The Nature of Oz

         The nature of Oz changes during the course of the original books. The later books emphasize that it is a fairyland where no one suffers or dies. This is not so in the earlier books, where aging and death were assumed to occur as normal. The real reason for the shift is that the author made the books more palatable to small children, with whom they were enormously popular. L. Frank Baum received tons of fan letters and broke continuity to accomodate what his fans wanted. For example, the Wizard of Oz in the first two books was more unscrupulous, having stolen the throne and sold off the heir. But since readers liked him anyway, this was retro-actively changed in later books to make him a more positive character.

         However, in most roleplaying games continuity needs to be tighter than in books, because there are multiple "authors" who need to get their assumptions straight.

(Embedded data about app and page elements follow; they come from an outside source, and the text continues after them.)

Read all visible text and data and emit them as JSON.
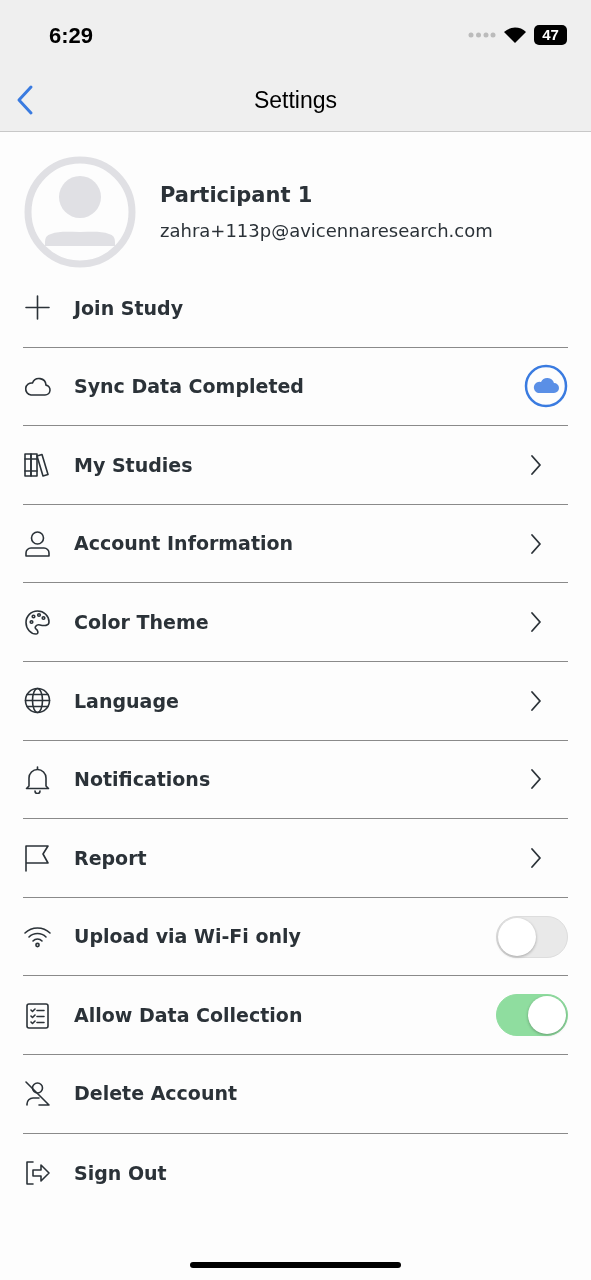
{
  "status_bar": {
    "time": "6:29",
    "battery": "47"
  },
  "nav": {
    "title": "Settings"
  },
  "profile": {
    "name": "Participant 1",
    "email": "zahra+113p@avicennaresearch.com"
  },
  "rows": [
    {
      "kind": "plain",
      "label": "Join Study"
    },
    {
      "kind": "status",
      "label": "Sync Data Completed"
    },
    {
      "kind": "link",
      "label": "My Studies"
    },
    {
      "kind": "link",
      "label": "Account Information"
    },
    {
      "kind": "link",
      "label": "Color Theme"
    },
    {
      "kind": "link",
      "label": "Language"
    },
    {
      "kind": "link",
      "label": "Notifications"
    },
    {
      "kind": "link",
      "label": "Report"
    },
    {
      "kind": "toggle",
      "label": "Upload via Wi-Fi only",
      "on": false
    },
    {
      "kind": "toggle",
      "label": "Allow Data Collection",
      "on": true
    },
    {
      "kind": "plain",
      "label": "Delete Account"
    },
    {
      "kind": "plain",
      "label": "Sign Out"
    }
  ]
}
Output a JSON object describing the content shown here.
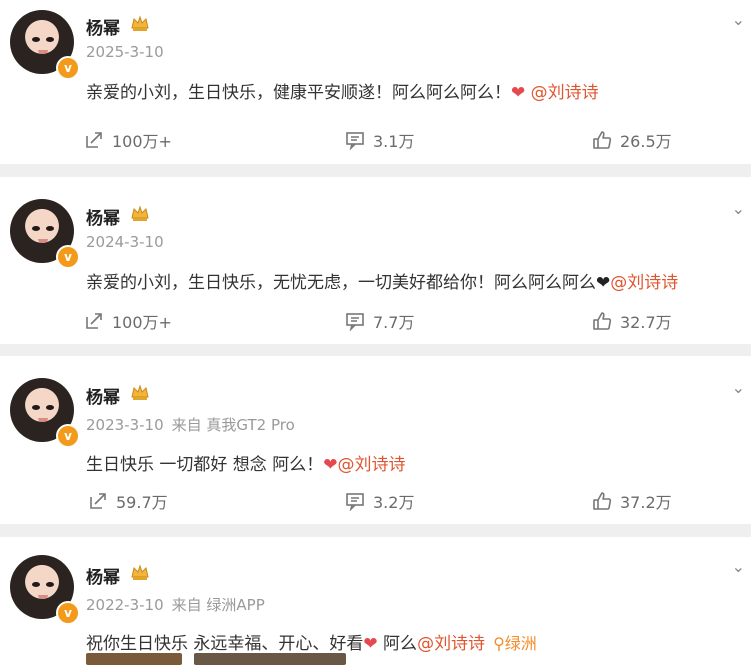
{
  "posts": [
    {
      "name": "杨幂",
      "date": "2025-3-10",
      "source": "",
      "text": "亲爱的小刘，生日快乐，健康平安顺遂！阿么阿么阿么！",
      "heart": "❤",
      "heart_color": "#e5484d",
      "mention": "@刘诗诗",
      "share": "100万+",
      "comment": "3.1万",
      "like": "26.5万"
    },
    {
      "name": "杨幂",
      "date": "2024-3-10",
      "source": "",
      "text": "亲爱的小刘，生日快乐，无忧无虑，一切美好都给你！阿么阿么阿么",
      "heart": "❤",
      "heart_color": "#222222",
      "mention": "@刘诗诗",
      "share": "100万+",
      "comment": "7.7万",
      "like": "32.7万"
    },
    {
      "name": "杨幂",
      "date": "2023-3-10",
      "source": "来自 真我GT2 Pro",
      "text": "生日快乐 一切都好 想念 阿么！",
      "heart": "❤",
      "heart_color": "#e5484d",
      "mention": "@刘诗诗",
      "share": "59.7万",
      "comment": "3.2万",
      "like": "37.2万"
    },
    {
      "name": "杨幂",
      "date": "2022-3-10",
      "source": "来自 绿洲APP",
      "text": "祝你生日快乐 永远幸福、开心、好看",
      "heart": "❤",
      "heart_color": "#e5484d",
      "text_after": " 阿么",
      "mention": "@刘诗诗",
      "oasis": "绿洲"
    }
  ],
  "icons": {
    "verified_badge": "v",
    "chevron": "chevron-down-icon",
    "crown": "crown-icon",
    "share": "share-icon",
    "comment": "comment-icon",
    "like": "thumbs-up-icon"
  },
  "colors": {
    "mention": "#e0552f",
    "badge": "#f39a1b",
    "oasis": "#f28e2b"
  }
}
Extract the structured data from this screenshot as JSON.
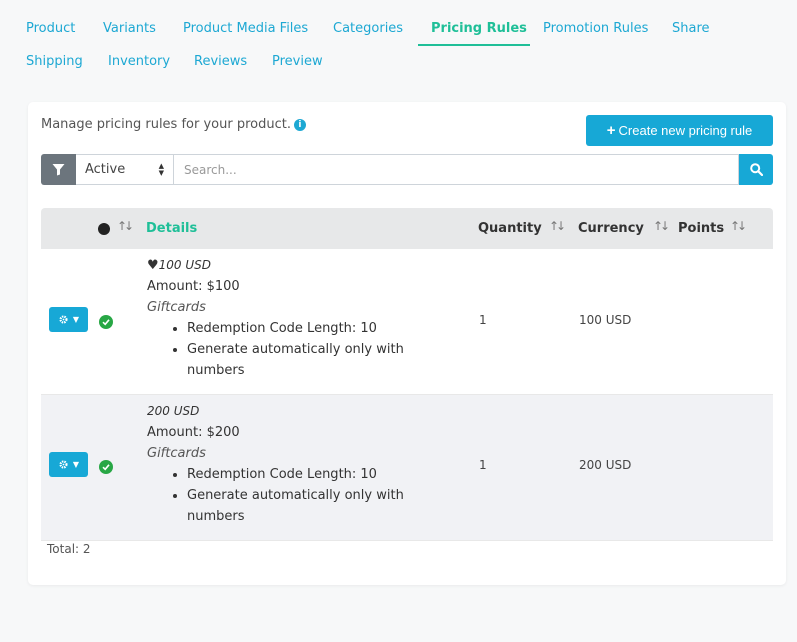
{
  "tabs": [
    {
      "label": "Product"
    },
    {
      "label": "Variants"
    },
    {
      "label": "Product Media Files"
    },
    {
      "label": "Categories"
    },
    {
      "label": "Pricing Rules",
      "active": true
    },
    {
      "label": "Promotion Rules"
    },
    {
      "label": "Share"
    },
    {
      "label": "Shipping"
    },
    {
      "label": "Inventory"
    },
    {
      "label": "Reviews"
    },
    {
      "label": "Preview"
    }
  ],
  "intro": "Manage pricing rules for your product.",
  "create_button": "Create new pricing rule",
  "filter": {
    "status_value": "Active",
    "search_placeholder": "Search..."
  },
  "columns": {
    "details": "Details",
    "quantity": "Quantity",
    "currency": "Currency",
    "points": "Points"
  },
  "rows": [
    {
      "title": "100 USD",
      "favorite": true,
      "amount": "Amount: $100",
      "category": "Giftcards",
      "bullets": [
        "Redemption Code Length: 10",
        "Generate automatically only with numbers"
      ],
      "quantity": "1",
      "currency": "100 USD",
      "points": ""
    },
    {
      "title": "200 USD",
      "favorite": false,
      "amount": "Amount: $200",
      "category": "Giftcards",
      "bullets": [
        "Redemption Code Length: 10",
        "Generate automatically only with numbers"
      ],
      "quantity": "1",
      "currency": "200 USD",
      "points": ""
    }
  ],
  "total": "Total: 2",
  "colors": {
    "accent": "#17a8d6",
    "active_tab": "#1fbf98",
    "success": "#28a745"
  }
}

Any given Oz campaign should decide what approach they are taking. I will outline three broad possibilities for the nature of Oz:

Light Oz
This follows the continuity of the later books as written. Oz is a magical fairyland where no one dies and most everyone is happy. There are those with troubles, but that is mostly because they live in isolated pockets and do not contact Ozma.
Grey Oz
This follow the continuity of the first few books. Oz is still a strange and wonderful land where the citizens are mainly good-hearted, but people still grow old and die.
Changing Oz
This explains away the nature of Oz as changing over time. i.e. People used to die more normally in Oz, but with the restoration of Ozma to the throne miraculous changes have happened. Magic which was unknown for many ages has been reawakened.


John H. Kim <jhkim-at-darkshire-dot-net>
Last modified: Tue Mar 21 17:19:13 2006